One last obstacle for some who deny the personhood of the Holy Spirit is found in Acts 2:14-18. In this text, St. Peter describes the power of God being manifested on the day of Pentecost by quoting Joel 2:28:
But Peter, standing with the eleven, lifted up his voice and addressed them, "Men of Judea and all who dwell in Jerusalem, let this be known to you, and give ear to my words. For these men are not drunk, as you suppose, since it is only the third hour of the day; but this is what was spoken by the prophet Joel: ‘And in the last days it shall be, God declares, that I will pour out my Spirit upon all flesh, and your sons and your daughters shall prophesy, and your young men shall see visions, and your old men shall dream dreams; yea, and on my menservants and my maidservants in those days I will pour out my Spirit; and they shall prophesy.’"
The question is often asked, “How can you pour out a person? Is this not proof the Holy Spirit is a force rather than a person?” The answer is a resounding no! Consider Psalm 22. This is a messianic Psalm referring to our Lord’s Passion. But notice how it describes our Lord in verse 14: “I am poured out like water . . . ” Would we say Jesus is just a force and not a person because he is “poured out” in this verse? Of course not! So it goes with the Holy Spirit. We do not deny the verses of Scripture indicating his personhood because he is described as being “poured out” in Acts 2:17.
The Holy Spirit is Omniscient
We should examine one key phrase from John 16 more fully when considering the truth that the Holy Spirit is revealed not only as a person, but as a divine person—God himself. Verse 13 tells us that the Holy Spirit “will guide [us] into all truth.” We have a hint here of what we see even more plainly in texts like 1 Corinthians 2:11: Scripture indicates the Holy Spirit is omniscient, a quality that God alone possesses or can possess. “For what person knows a man’s thoughts except the spirit of the man which is in him? So also no one comprehends the thoughts of God except the Spirit of God.” The reason St. Paul tells us “no one comprehends the thoughts of God except the Spirit of God” is because it would require infinite power to be able to comprehend the thoughts of God which are infinite. Romans 11:33-34 tells us: “O the depth of the riches and wisdom and knowledge of God! How unsearchable are his judgments and how inscrutable his ways! ‘For who has known the mind of the Lord, or who has been his counselor?’”
The fact that the Holy Spirit of God fully comprehends the thoughts of God proves beyond a reasonable doubt that his is, in fact, God.
The Lord and Giver of Life
Among the many texts revealing the Holy Spirit’s divinity, perhaps the most plain and unmistakable are found in Hebrews. First, we’ll examine Hebrews 3:7-10:
Therefore, as the Holy Spirit says, "Today, when you hear his voice, do not harden your hearts as in the rebellion, on the day of testing in the wilderness, where your fathers put me to the test and saw my works for forty years. Therefore I was provoked with that generation, and said, ‘They always go astray in their hearts; they have not known my ways.’"
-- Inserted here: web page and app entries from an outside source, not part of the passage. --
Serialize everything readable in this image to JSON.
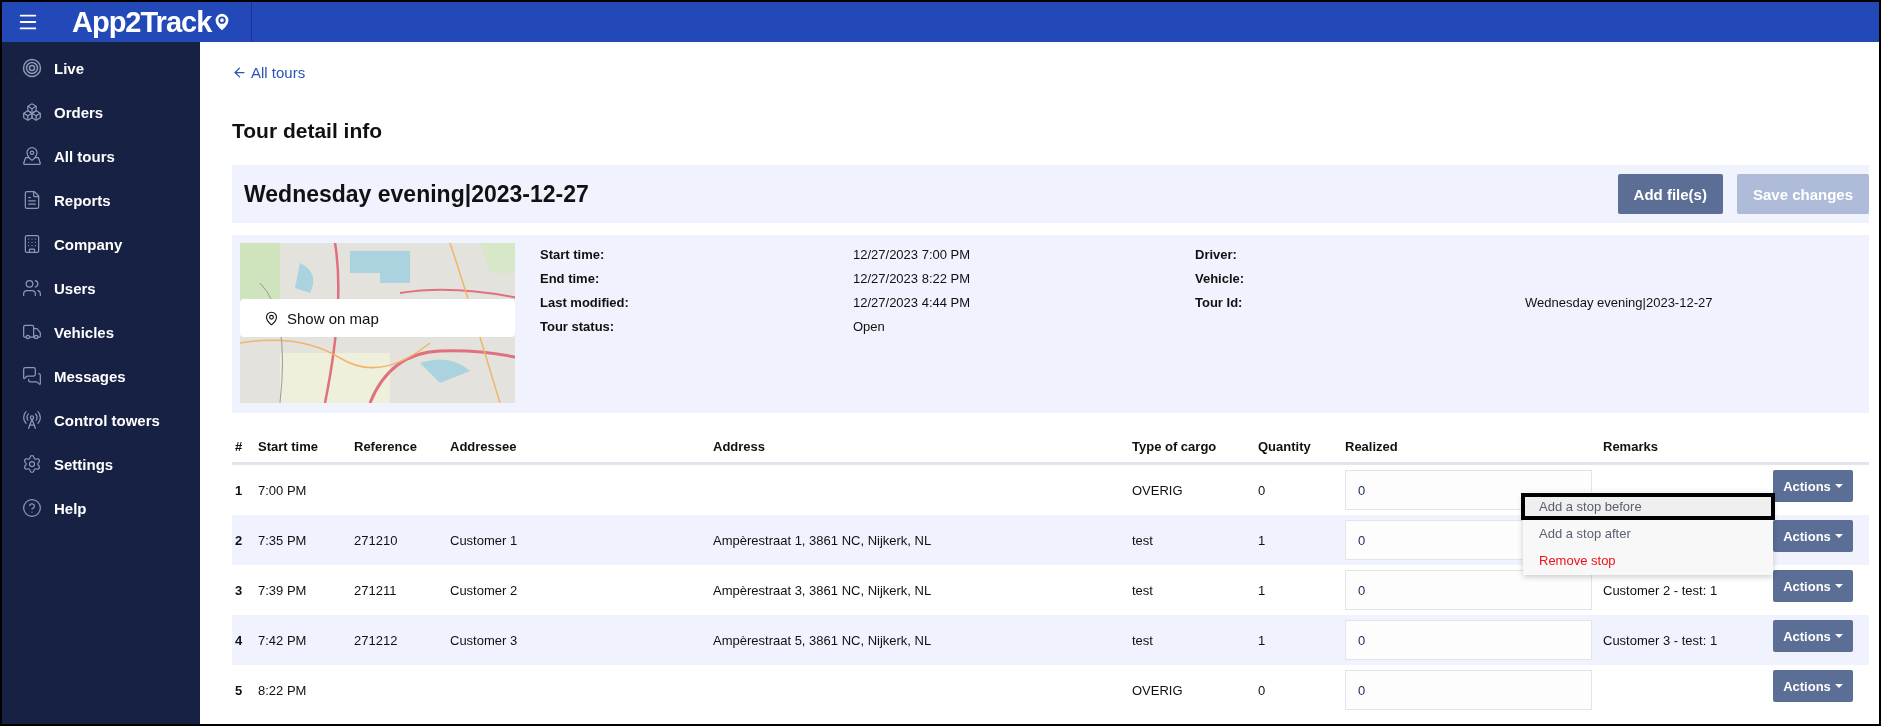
{
  "header": {
    "logo": "App2Track"
  },
  "sidebar": {
    "items": [
      {
        "label": "Live",
        "selected": false
      },
      {
        "label": "Orders",
        "selected": false
      },
      {
        "label": "All tours",
        "selected": false
      },
      {
        "label": "Reports",
        "selected": false
      },
      {
        "label": "Company",
        "selected": false
      },
      {
        "label": "Users",
        "selected": false
      },
      {
        "label": "Vehicles",
        "selected": false
      },
      {
        "label": "Messages",
        "selected": false
      },
      {
        "label": "Control towers",
        "selected": false
      },
      {
        "label": "Settings",
        "selected": false
      },
      {
        "label": "Help",
        "selected": false
      }
    ]
  },
  "back_link": "All tours",
  "page_title": "Tour detail info",
  "tour": {
    "name": "Wednesday evening|2023-12-27",
    "buttons": [
      {
        "label": "Add file(s)",
        "disabled": false
      },
      {
        "label": "Save changes",
        "disabled": true
      }
    ],
    "map_button": "Show on map",
    "details": [
      {
        "label": "Start time:",
        "value": "12/27/2023 7:00 PM"
      },
      {
        "label": "Driver:"
      },
      {
        "label": "End time:",
        "value": "12/27/2023 8:22 PM"
      },
      {
        "label": "Vehicle:"
      },
      {
        "label": "Last modified:",
        "value": "12/27/2023 4:44 PM"
      },
      {
        "label": "Tour Id:",
        "value": "Wednesday evening|2023-12-27"
      },
      {
        "label": "Tour status:",
        "value": "Open"
      }
    ]
  },
  "table": {
    "columns": [
      "#",
      "Start time",
      "Reference",
      "Addressee",
      "Address",
      "Type of cargo",
      "Quantity",
      "Realized",
      "Remarks"
    ],
    "rows": [
      {
        "cells": [
          "1",
          "7:00 PM",
          null,
          null,
          null,
          "OVERIG",
          "0"
        ],
        "realized": "0",
        "action": "Actions"
      },
      {
        "cells": [
          "2",
          "7:35 PM",
          "271210",
          "Customer 1",
          "Ampèrestraat 1, 3861 NC, Nijkerk, NL",
          "test",
          "1"
        ],
        "realized": "0",
        "action": "Actions"
      },
      {
        "cells": [
          "3",
          "7:39 PM",
          "271211",
          "Customer 2",
          "Ampèrestraat 3, 3861 NC, Nijkerk, NL",
          "test",
          "1"
        ],
        "realized": "0",
        "remarks": "Customer 2 - test: 1",
        "action": "Actions"
      },
      {
        "cells": [
          "4",
          "7:42 PM",
          "271212",
          "Customer 3",
          "Ampèrestraat 5, 3861 NC, Nijkerk, NL",
          "test",
          "1"
        ],
        "realized": "0",
        "remarks": "Customer 3 - test: 1",
        "action": "Actions"
      },
      {
        "cells": [
          "5",
          "8:22 PM",
          null,
          null,
          null,
          "OVERIG",
          "0"
        ],
        "realized": "0",
        "action": "Actions"
      }
    ]
  },
  "row_menu": {
    "items": [
      {
        "label": "Add a stop before",
        "kind": "normal",
        "selected": true
      },
      {
        "label": "Add a stop after",
        "kind": "normal",
        "selected": false
      },
      {
        "label": "Remove stop",
        "kind": "danger",
        "selected": false
      }
    ]
  }
}
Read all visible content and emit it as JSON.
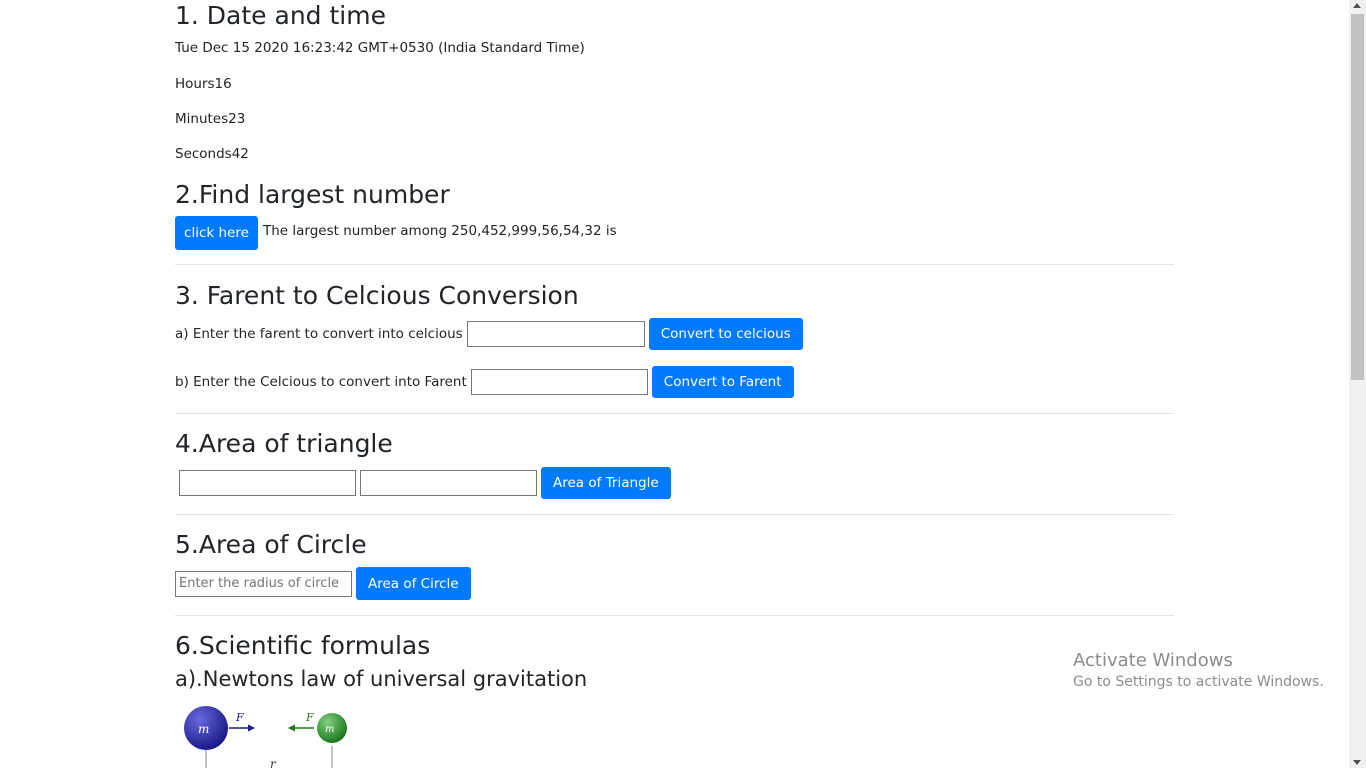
{
  "section1": {
    "heading": "1. Date and time",
    "date_string": "Tue Dec 15 2020 16:23:42 GMT+0530 (India Standard Time)",
    "hours": "Hours16",
    "minutes": "Minutes23",
    "seconds": "Seconds42"
  },
  "section2": {
    "heading": "2.Find largest number",
    "button_label": "click here",
    "result_text": "The largest number among 250,452,999,56,54,32 is"
  },
  "section3": {
    "heading": "3. Farent to Celcious Conversion",
    "row_a_label": "a) Enter the farent to convert into celcious",
    "row_a_value": "",
    "row_a_button": "Convert to celcious",
    "row_b_label": "b) Enter the Celcious to convert into Farent",
    "row_b_value": "",
    "row_b_button": "Convert to Farent"
  },
  "section4": {
    "heading": "4.Area of triangle",
    "input1_value": "",
    "input2_value": "",
    "button_label": "Area of Triangle"
  },
  "section5": {
    "heading": "5.Area of Circle",
    "radius_placeholder": "Enter the radius of circle",
    "button_label": "Area of Circle"
  },
  "section6": {
    "heading": "6.Scientific formulas",
    "subheading": "a).Newtons law of universal gravitation",
    "diagram": {
      "m1": "m",
      "m2": "m",
      "f1": "F",
      "f2": "F",
      "r": "r"
    }
  },
  "watermark": {
    "title": "Activate Windows",
    "subtitle": "Go to Settings to activate Windows."
  },
  "colors": {
    "primary": "#007bff",
    "text": "#212529",
    "watermark": "#8c8c8c"
  }
}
Notice the Holy Spirit is synonymous with God himself. In Hebrews 10:15-17, the reference is even more clear:
And the Holy Spirit also bears witness to us; for after saying, "This is the covenant that I will make with them after those days, says the Lord: I will put my laws on their hearts, and write them on their minds," then he adds, "I will remember their sins and their misdeeds no more."
The Holy Spirit is revealed here to be both a person and divine. He is depicted as “bear[ing] witness,” “establish[ing] a covenant,” is referred to as “the Lord,” “puts [his] laws on [our] hearts,” and even forgives sins. How many Catholics realize when they recite the Nicene Creed every Sunday at Mass that they are clearly and concisely professing just what we see here in Scripture: The Holy Spirit truly is “the Lord and Giver of Life.”
By: Tim Staples